waiting, the Dodgers didn’t lure any splashy stars to Hollywood’s

bright lights.

Coming off three straight losing seasons, the Mets have cut the

dimensions of Citi Field along with their payroll, from $120

million at the start of last season to about $95 million. This

while the Wilpon-Katz family that owns the team prepares for a

March trial where the trustee for victims of the Bernard Madoff

Ponzi scheme will seek to recover $386 million for investors. On

the field, New York has downgraded from Gucci-level free agents to

Gap-priced players such as Frank Francisco and Jon Rauch.

In an increasingly stronger NL East, Washington upgraded by

adding Gonzalez and Edwin Jackson, and Philadelphia added closer

Jonathan Papelbon.

As spring training approached, there still were plenty of big

names available of the market, including Roy Oswalt, Johnny Damon,

Hideki Matsui, Vladimir Guerrero, Magglio Ordonez and Raul

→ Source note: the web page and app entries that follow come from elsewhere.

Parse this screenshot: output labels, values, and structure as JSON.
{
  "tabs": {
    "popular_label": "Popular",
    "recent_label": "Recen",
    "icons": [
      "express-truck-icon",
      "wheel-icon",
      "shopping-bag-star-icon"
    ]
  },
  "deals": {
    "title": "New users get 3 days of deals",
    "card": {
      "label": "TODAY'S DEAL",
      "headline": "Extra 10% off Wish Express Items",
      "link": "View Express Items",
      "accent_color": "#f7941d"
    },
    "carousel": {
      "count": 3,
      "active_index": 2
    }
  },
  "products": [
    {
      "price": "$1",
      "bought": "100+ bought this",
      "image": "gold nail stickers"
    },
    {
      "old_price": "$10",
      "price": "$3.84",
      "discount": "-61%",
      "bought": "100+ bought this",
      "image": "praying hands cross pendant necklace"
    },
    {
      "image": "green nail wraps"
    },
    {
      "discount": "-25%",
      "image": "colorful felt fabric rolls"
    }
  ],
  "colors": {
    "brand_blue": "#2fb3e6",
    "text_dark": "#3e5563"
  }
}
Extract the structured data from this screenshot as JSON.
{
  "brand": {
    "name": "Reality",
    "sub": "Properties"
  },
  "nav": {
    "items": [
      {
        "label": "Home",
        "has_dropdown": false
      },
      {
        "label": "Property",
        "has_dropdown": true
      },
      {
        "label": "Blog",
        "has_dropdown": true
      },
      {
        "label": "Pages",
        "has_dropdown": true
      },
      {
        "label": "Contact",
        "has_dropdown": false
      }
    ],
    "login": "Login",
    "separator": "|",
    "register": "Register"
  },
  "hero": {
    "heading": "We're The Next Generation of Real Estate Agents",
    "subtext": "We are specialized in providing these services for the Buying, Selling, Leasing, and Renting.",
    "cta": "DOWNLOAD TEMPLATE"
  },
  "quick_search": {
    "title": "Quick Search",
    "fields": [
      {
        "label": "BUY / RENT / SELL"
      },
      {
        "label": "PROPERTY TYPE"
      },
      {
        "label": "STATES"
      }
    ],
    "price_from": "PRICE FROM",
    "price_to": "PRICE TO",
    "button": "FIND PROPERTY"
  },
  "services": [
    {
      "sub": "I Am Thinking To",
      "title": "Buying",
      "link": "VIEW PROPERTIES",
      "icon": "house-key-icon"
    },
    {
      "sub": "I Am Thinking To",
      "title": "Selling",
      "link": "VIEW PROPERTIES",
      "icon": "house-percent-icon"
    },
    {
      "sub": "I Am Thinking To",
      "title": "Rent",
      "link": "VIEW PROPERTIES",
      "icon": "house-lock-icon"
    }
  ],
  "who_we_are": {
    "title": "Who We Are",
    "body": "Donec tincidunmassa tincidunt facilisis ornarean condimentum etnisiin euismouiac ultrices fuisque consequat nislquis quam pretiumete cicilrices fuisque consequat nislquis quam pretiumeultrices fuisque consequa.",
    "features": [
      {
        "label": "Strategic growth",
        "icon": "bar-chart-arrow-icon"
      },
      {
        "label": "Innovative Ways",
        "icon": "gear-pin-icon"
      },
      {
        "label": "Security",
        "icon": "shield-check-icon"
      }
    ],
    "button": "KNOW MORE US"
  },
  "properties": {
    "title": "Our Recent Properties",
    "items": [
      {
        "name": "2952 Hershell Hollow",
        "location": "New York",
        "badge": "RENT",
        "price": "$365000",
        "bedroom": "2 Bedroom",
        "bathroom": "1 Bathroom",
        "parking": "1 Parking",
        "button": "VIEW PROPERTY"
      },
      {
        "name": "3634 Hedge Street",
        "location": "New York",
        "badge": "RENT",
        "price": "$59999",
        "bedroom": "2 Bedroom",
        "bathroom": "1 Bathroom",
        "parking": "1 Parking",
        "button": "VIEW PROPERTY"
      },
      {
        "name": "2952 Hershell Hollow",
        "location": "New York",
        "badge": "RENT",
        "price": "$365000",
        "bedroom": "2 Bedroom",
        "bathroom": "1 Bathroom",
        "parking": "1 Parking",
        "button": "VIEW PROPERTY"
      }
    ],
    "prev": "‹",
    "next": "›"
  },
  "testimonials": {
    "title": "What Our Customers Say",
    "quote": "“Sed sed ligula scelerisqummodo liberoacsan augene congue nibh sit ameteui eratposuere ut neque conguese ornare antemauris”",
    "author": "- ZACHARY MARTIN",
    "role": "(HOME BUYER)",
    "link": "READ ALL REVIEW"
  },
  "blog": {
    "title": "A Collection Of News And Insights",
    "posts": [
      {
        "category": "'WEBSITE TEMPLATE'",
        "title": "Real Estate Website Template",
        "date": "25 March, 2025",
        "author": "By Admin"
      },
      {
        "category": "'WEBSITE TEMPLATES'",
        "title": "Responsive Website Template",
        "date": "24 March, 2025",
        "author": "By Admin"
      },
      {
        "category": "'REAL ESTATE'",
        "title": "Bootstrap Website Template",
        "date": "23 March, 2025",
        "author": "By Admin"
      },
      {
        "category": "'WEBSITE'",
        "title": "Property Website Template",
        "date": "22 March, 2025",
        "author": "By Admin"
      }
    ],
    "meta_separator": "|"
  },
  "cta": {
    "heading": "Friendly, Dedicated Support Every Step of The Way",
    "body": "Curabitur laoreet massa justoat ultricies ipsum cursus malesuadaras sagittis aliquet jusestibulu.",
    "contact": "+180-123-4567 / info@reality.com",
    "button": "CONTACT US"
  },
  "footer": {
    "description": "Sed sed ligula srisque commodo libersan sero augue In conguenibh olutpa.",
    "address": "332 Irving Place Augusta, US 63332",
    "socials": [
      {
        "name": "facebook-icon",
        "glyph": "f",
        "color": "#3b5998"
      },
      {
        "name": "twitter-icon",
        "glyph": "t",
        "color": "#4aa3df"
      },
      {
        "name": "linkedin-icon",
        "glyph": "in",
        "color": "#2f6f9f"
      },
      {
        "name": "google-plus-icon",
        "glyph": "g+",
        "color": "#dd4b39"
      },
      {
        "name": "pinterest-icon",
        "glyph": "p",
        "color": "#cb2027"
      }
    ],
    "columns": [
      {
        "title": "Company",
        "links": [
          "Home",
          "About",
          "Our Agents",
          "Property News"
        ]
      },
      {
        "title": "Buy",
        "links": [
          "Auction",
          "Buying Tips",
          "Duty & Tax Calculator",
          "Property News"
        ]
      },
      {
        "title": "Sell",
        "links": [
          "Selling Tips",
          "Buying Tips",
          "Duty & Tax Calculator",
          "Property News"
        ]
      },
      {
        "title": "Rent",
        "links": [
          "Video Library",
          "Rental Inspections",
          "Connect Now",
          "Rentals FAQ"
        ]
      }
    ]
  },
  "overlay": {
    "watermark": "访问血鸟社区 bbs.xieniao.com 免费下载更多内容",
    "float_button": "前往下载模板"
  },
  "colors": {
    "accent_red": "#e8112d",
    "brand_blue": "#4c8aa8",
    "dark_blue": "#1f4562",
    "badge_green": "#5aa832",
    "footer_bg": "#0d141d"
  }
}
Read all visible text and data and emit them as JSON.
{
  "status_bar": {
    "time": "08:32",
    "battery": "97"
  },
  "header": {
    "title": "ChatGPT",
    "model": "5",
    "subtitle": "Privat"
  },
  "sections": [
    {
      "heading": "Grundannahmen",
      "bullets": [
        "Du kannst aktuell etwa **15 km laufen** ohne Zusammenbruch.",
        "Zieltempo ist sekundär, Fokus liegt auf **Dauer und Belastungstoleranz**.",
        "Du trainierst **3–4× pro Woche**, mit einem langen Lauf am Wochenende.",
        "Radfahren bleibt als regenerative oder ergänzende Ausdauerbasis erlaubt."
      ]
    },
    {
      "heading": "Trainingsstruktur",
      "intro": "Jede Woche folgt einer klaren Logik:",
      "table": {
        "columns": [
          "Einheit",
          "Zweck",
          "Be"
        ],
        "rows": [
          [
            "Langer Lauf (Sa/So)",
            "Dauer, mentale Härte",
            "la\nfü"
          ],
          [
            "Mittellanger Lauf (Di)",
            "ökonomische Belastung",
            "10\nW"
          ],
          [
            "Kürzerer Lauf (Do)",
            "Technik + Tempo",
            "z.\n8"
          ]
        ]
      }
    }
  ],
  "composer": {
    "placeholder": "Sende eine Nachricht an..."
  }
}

Ibanez.

Another uncertainty heading into spring training was the status

of NL MVP Ryan Braun. Facing a possible 50-game suspension for a

positive drug test, the Milwaukee Brewers left fielder was awaiting

a decision from arbitrator Shyam Das on his appeal, and the absence

of both Fielder and Braun might be too much for Milwaukee to

overcome.

”Oh, yeah, that will be tough,” Brewers outfielder Nyjer

Morgan said.

As teams head to spring training across Florida and Arizona,

they’ll find new managers in charge of Boston (Valentine), the

Chicago Cubs (Dale Sveum), the Chicago White Sox (Robin Ventura),

the Marlins (Ozzie Guillen) and the Cardinals (Mike Matheny).

And nearly a quarter of the clubs have switched GMs, with new

baseball bosses running Baltimore (Dan Duquette), Boston (Ben

Cherington), the Cubs (Jed Hoyer), Houston (Jeff Luhnow), the

Angels (Jerry Dipoto), Minnesota (Terry Ryan) and San Diego (Josh

Byrnes).

La Russa, the first manager to retire immediately after leading

his team to a World Series title, won’t be in uniform for spring

training for the first time since 1962 – when he was in high

school. While he’s had discussions with Commissioner Bud Selig, he

said filling Joe Torre’s old job as executive vice president of

baseball operations wouldn’t make sense for him.

”I’m going to show up at spring training, just because I want

to stay current,” La Russa said. ”So I’m not totally away, but it

is different. I plan to go to the ballpark and stay current and

watch teams, and especially get familiar with Arizona again. I’m

sure I’m going to be busy enough.”

Boston and Atlanta each will face questions about their

September collapses that cost them what had seemed to be

near-certain playoff spots.

Valentine also will find the Red Sox in a new spring training

stadium, 11,000-capacity JetBluePark at Fenway South, not far from

their old home in Fort Myers, Fla.

Coming off a major league-worst 56-106 record, and under new

owner Jim Crane, Houston will prepare for its 51st and final season

in the NL before switching to the AL for 2013.

Having twice fallen a strike shy of its first World Series title

in the still-hard-to-comprehend Game 6, Texas starts the quest for

its third straight AL pennant after adding Japanese pitcher Yu

Darvish ($56 million over six years plus a $51,703,411 fee) and

with new questions about 2010 MVP Josh Hamilton, who is eligible

for free agency after the season and admitted he had a recent

relapse with alcohol. The wounds of October are still fresh.

”There are times I still think about it and it burns,” Michael

Young said.

When it comes to spring training games, Philadelphia will be

first on the field, hosting Florida State at Clearwater on Feb. 29.

Out in Arizona, Oakland plays Seattle at Phoenix in a March 2

opener.

They’ll be lots of players with numbers in the 70s, 80s and 90s,

and by the late innings in the early going, veteran players may be

more numerous on fairways than fair territory.

Early morning workouts are the best time to catch players for

autographs on the back fields.

Scioscia looks ahead to his time in Tempe as a moment of

teaching, renewal and hope.

”The season’s a grind,” he said.

One he wouldn’t trade.

—(equals)

AP Baseball Writer Janie McCauley, and AP Sports Writers Tim

Booth, Antonio Gonzalez, Stephen Hawkins and Dave Skretta

contributed to this report.